by Sheila Velazquez
On January 6, 1941, in a message to Congress, President Franklin D. Roosevelt said, “In the future days which we seek to make secure, we look forward to a world founded upon four essential human freedoms. The first is freedom of speech and expression–everywhere in the world. The second is freedom of every person to worship God in his own way–everywhere in the world. The third is freedom from want, which, translated into world terms, means economic understandings which will secure to every nation a healthy peacetime life for its inhabitants–everywhere in the world. The fourth is freedom from fear, which, translated into world terms, means a world-wide reduction of armaments to such a point and in such a thorough fashion that no nation will be in a position to commit an act of physical aggression against any neighbor–anywhere in the world.”
In that same speech, Roosevelt said, “The basic things expected by our people of their political and economic systems are simple. They are: Equality of opportunity for youth and for others. Jobs for those who can work. Security for those who need it. The ending of special privilege for the few. The preservation of civil liberties for all. The enjoyment of the fruits of scientific progress in a wider and constantly rising standard of living.”
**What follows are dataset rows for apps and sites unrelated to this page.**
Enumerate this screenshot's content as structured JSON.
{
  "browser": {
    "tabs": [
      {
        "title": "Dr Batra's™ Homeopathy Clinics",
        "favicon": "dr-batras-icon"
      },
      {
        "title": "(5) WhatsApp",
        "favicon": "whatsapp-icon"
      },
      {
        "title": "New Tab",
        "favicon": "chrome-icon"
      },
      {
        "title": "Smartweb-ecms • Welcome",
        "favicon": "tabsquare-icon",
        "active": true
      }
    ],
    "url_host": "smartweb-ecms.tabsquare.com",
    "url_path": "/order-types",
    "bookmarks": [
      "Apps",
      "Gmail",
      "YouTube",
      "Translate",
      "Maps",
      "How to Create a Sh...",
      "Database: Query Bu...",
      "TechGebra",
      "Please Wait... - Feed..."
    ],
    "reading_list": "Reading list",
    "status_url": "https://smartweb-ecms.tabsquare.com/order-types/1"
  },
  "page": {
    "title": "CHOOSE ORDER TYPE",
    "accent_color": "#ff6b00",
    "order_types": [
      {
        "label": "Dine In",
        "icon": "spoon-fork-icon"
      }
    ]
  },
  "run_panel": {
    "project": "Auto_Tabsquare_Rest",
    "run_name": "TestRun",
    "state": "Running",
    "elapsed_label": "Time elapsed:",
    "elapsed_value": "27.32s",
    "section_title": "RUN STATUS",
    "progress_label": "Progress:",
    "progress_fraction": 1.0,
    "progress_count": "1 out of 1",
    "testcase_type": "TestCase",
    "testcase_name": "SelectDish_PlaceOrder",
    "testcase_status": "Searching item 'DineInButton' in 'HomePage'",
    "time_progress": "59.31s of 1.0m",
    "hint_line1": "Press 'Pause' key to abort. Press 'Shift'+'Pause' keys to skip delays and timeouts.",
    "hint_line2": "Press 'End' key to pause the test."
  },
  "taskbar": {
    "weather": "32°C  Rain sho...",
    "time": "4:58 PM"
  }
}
Artist Norman Rockwell (1894-1978) was so inspired that he reflected Roosevelt’s four freedoms in paintings completed in 1943 and published by the “Saturday Evening Post” magazine. They were beloved by the American people and used to promote the sale of war bonds. Now those and other freedoms are slipping away.
Rockwell’s art is nostalgic, and his people, like the working-class man speaking in a public forum in “Freedom of Speech,” are small-town Americans. Our words are now drowned out by corporate messages and media hacks who claim this freedom exclusively as their own, while our protests and demonstrations are hidden from others who agree with and would join us, if they only knew, by government fences and un-Constitutional restrictions. We have lost our voice.
The people in “Freedom to Worship” are ethnically diverse and represent the countries that have contributed to the greatness that is America today. But many of us are now suspect because of our beliefs and practices, the color of our skin or the language we speak. Those who believe in the greatness of the human spirit but not a formal god are considered by many to be un-American, even though our forefathers were clear about the separation of church and state.
“Freedom from Want” portrays a large multi-generational family at Thanksgiving. The grandparents preparing to carve the turkey stand at one end of the table, surrounded by smiling children and grandchildren. The ability to feed and clothe one’s family is a freedom that should be enjoyed by every man and woman who is willing to work. But we have lost the jobs that guaranteed this freedom and many have no choice but to slave for wages that in real terms have not risen in decades, and have actually fallen.
Many American corporations have destroyed the towns and cities that made them great. They take their profits offshore, shifting the burden of the billions of tax dollars they avoid paying onto the tired shoulders of heads of families, like the elderly man in the painting. The CEOs of these corporations have obviously secured their own freedom from want.
“Freedom from Fear” shows a young father and mother bending over their sleeping children. The father holds a folded newspaper from which we can read words in the headline, “Bombings … Horror.” The men and women of their generation gave their lives and limbs to bring the freedom from fear to oppressed countries abroad and to secure it on our own shores.
Drone strikes, the collateral damage from which kills and maims thousands of innocents, are now destroying that freedom in other nations, and in so doing are creating enemies of the country that was once recognized worldwide as the leading protector of freedom. At the same time, Americans have begun to fear and resent their own government as it intrudes and pries into every aspect of our lives and acts in direct opposition to the very principles for which every member of the American military has fought, thereby threatening to destroy the allegiance we pledge when we hold our hands over our hearts.
For decades, a brave and hopeful America was reflected in Rockwell’s art. I wonder how he would paint us now.